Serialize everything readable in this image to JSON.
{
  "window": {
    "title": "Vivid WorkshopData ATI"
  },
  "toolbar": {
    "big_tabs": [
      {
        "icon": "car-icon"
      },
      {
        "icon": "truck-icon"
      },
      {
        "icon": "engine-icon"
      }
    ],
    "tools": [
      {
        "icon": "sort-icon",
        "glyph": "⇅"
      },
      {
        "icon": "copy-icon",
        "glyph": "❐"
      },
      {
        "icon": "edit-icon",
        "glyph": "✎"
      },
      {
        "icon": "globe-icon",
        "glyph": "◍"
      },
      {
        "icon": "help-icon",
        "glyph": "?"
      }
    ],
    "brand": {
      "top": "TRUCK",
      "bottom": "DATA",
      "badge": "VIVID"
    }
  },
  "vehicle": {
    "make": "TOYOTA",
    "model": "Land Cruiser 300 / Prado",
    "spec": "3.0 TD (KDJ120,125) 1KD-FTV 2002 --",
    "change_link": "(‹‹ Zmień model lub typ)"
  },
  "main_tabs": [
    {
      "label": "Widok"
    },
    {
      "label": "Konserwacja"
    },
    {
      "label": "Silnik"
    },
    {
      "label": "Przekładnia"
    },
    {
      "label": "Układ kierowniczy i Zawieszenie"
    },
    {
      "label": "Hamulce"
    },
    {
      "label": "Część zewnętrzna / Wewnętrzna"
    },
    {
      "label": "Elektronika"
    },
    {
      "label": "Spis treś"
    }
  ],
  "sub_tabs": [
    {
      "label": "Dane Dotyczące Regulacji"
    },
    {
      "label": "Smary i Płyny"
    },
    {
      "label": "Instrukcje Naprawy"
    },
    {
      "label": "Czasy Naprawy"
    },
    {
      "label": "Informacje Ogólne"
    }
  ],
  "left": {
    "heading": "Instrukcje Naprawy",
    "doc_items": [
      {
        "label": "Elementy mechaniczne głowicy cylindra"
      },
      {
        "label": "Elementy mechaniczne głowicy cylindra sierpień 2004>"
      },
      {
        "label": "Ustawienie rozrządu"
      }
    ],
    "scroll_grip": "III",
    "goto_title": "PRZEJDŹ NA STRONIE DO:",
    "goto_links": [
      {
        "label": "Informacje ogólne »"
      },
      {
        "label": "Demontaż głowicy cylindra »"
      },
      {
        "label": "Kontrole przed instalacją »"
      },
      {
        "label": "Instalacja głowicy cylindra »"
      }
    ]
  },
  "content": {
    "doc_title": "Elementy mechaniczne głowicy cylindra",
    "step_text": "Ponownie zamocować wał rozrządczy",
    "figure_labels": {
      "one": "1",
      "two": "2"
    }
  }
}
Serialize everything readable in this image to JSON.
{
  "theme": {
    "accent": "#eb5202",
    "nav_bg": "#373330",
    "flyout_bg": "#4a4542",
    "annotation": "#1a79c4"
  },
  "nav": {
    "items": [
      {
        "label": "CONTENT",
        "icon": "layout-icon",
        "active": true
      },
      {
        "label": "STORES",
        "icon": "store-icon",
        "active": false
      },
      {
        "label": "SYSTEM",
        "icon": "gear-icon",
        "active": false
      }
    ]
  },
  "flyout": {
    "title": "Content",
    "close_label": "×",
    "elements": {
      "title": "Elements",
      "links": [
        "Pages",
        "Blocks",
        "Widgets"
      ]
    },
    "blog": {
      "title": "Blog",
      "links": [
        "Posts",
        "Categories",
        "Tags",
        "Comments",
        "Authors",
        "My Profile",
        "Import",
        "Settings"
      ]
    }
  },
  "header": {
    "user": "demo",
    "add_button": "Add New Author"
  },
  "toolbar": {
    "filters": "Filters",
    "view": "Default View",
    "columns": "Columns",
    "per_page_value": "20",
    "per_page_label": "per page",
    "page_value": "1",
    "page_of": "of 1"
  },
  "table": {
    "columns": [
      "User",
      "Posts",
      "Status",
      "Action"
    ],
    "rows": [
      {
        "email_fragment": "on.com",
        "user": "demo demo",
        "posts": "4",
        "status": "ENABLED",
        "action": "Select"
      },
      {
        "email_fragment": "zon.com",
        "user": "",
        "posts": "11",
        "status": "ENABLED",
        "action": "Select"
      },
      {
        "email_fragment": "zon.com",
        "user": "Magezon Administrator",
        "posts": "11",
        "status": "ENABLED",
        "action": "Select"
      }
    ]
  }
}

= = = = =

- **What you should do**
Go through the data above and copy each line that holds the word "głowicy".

- **Final answer**
        "label": "Elementy mechaniczne głowicy cylindra"
        "label": "Elementy mechaniczne głowicy cylindra sierpień 2004>"
        "label": "Demontaż głowicy cylindra »"
        "label": "Instalacja głowicy cylindra »"
    "doc_title": "Elementy mechaniczne głowicy cylindra",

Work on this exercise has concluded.